Today’s Readings:

1 Samuel 25-26
Luke 22:47-71
Psalm 119:121-144

…the cock crowed, and the Lord turned and looked at Peter; and Peter remembered the word of the Lord, how he had said to him, “Before the cock crows today, you will deny me three times.” He went out and began to weep bitterly. – Luke 22:60-62

The pace of the Gospel is picking up. Just the day before the disciples were bickering over who was greatest, and now, faced with the arrest of Jesus, the betrayal of Judas, and Peter’s denial, they are thrown into confusion and fear. It is under such intense moments in our lives the truth of who we are comes out. No longer are they vying to be ‘greatest’; they are faced with a greater challenge, to acknowledge their weakness in the face of something beyond their own strength.

Would we fare any better? Would we remain firm in our faith, or crumble in our fear?
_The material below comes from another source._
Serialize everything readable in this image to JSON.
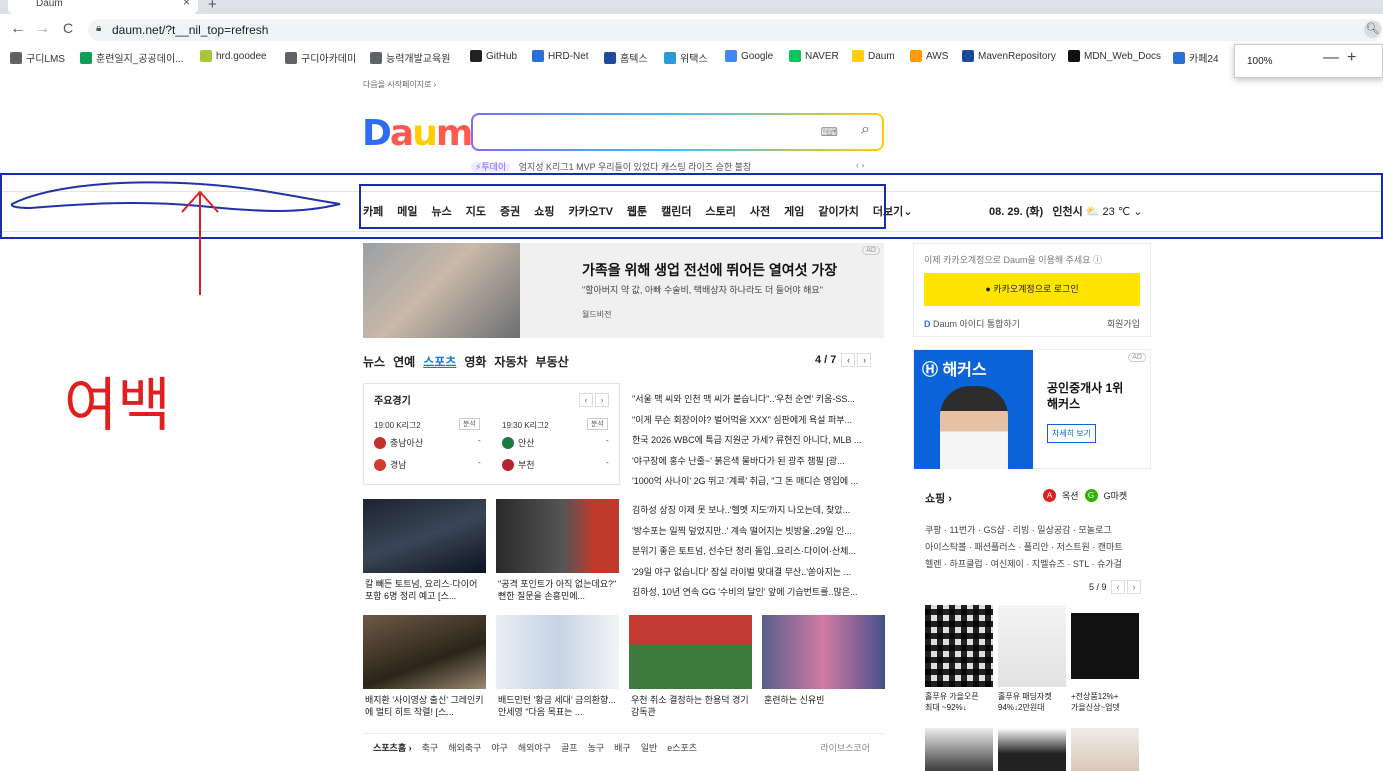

Yesterday we reflected on the spiritual readiness with which we must strive, seeking to grow in a consistency in our prayer. When the moment of testing comes, will we be found wanting? Or, will we find ourselves ready to endure the trial before us. Let us start today, accepting the small challenges in the light of the Cross, offering them with Jesus. As larger challenges come, we will find a capacity not only to endure, but to be a tower of strength to others in such moments.

May God bless you.

cb365